This academic year, it costs over $34,000 for an in-state student to attend UConn, and upward of $43,000 for out-of-state students. About 65% of undergraduates receive financial aid.
“I have a couple of friends I was talking to about this, and if this was to happen, they don't know what they would do,” Holland said. “They don't know how they will fund their education. And in some cases, these are students that are already working one or two jobs. They’re working straight after class just so they can pay for books or just so they can pay for their meal plan. … So, if it’s a problem for one or two members of our community, it is a problem for all of us.”
Holland added that on-campus organizations often provide student services for their peers, including accessibility to free contraceptives, menstrual products or even Shop & Shop gift cards up to $300 for those struggling with food insecurity. It’s possible these services can disappear without the proper funding.
“It's frightening to think that if we ask for increased institutional support, that the university gets to the point where they say ‘We don't have the capacity to offer you any support,’” Holland said.
Faculty support will also become a question.
Last year, Lamont negotiated a four-year package of raises for most state employees. The package included $3,500 in bonuses last spring and summer for about 46,000 unionized state employees.
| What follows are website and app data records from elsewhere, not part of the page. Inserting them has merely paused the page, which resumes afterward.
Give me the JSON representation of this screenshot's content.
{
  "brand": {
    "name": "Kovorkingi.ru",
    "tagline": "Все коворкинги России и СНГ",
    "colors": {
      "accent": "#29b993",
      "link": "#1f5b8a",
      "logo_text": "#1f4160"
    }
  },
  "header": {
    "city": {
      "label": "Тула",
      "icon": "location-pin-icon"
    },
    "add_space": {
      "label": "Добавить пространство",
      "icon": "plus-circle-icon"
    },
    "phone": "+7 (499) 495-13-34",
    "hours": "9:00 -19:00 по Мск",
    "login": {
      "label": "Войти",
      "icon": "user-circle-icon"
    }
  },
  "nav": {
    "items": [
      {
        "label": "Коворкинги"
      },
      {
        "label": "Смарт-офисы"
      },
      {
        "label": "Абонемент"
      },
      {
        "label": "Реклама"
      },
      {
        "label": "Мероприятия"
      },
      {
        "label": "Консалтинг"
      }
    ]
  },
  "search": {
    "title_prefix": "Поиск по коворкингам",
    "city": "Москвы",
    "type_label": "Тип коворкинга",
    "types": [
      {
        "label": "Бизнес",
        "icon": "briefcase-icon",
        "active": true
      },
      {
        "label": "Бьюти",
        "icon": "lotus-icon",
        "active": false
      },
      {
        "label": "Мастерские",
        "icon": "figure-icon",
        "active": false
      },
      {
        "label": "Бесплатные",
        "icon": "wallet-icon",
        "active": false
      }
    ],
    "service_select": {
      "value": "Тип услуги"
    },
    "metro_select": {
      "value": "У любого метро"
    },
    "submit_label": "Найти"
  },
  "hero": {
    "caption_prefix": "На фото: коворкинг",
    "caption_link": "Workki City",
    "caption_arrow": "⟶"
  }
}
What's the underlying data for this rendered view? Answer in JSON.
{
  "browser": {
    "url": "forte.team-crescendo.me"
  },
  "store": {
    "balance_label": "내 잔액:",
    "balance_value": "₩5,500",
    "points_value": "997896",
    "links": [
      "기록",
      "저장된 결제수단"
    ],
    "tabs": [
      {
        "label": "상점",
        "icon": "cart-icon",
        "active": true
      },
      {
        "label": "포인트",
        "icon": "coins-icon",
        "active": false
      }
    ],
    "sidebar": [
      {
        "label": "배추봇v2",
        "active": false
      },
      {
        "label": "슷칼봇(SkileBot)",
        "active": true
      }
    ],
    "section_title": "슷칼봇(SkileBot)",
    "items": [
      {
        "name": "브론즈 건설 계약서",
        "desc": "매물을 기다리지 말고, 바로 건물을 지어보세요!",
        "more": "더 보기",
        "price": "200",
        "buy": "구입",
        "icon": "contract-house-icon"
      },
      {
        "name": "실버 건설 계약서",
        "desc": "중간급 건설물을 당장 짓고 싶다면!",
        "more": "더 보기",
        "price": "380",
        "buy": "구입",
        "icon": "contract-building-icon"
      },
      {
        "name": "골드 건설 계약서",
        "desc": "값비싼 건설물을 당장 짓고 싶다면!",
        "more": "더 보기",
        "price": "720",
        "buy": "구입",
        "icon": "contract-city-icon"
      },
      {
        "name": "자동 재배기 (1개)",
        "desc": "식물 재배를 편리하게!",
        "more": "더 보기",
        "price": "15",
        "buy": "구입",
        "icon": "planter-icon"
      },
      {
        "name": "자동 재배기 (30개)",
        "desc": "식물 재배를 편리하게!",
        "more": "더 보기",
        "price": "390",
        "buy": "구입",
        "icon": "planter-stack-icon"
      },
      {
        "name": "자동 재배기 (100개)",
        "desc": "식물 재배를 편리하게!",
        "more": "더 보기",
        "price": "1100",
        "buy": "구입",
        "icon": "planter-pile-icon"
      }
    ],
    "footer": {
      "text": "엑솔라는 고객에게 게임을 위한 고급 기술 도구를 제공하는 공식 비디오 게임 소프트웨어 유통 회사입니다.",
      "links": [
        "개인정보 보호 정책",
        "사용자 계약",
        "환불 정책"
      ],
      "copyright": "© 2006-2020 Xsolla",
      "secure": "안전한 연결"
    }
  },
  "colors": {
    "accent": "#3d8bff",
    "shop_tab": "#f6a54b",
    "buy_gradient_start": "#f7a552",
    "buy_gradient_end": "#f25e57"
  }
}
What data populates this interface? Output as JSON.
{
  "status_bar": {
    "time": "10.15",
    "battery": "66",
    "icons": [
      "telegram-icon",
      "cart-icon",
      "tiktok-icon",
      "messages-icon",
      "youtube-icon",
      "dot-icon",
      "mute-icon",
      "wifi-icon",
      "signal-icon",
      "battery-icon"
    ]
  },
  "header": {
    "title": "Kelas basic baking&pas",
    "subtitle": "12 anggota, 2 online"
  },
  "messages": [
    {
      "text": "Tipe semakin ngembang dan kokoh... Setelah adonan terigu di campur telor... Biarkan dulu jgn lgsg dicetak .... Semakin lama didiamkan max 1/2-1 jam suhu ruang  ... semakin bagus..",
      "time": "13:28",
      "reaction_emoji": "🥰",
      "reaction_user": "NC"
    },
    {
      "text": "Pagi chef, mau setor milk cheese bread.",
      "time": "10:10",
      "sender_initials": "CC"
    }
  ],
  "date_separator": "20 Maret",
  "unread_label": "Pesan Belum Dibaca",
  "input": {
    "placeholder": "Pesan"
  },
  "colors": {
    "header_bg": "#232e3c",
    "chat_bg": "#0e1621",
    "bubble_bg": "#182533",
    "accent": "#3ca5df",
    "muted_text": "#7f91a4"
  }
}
Each year includes a 2.5% general wage increase, as well as a step hike for all but the most senior workers.
“The governor’s proposed budget would not cover the total amount of salary increases approved under the collective bargaining agreement negotiated between the state and state employee unions,” Maric wrote in her email. “The state funds the cost of collective bargaining agreements for other agencies, but proposes not to fully fund them for UConn.”
Representatives from UConn and the state university system told the administration they would need to retain temporary funding and also receive more money to help them cover the raises.
“To be clear: UConn is very supportive of ensuring that our workforce is fairly compensated; we believe that our employees earned the wage increases that the state committed to in the agreement,” Maric said. “Our request is that the state fund the commitments it made rather than pass the costs on to UConn.”
Staff writer Keith Phaneuf contributed to this report.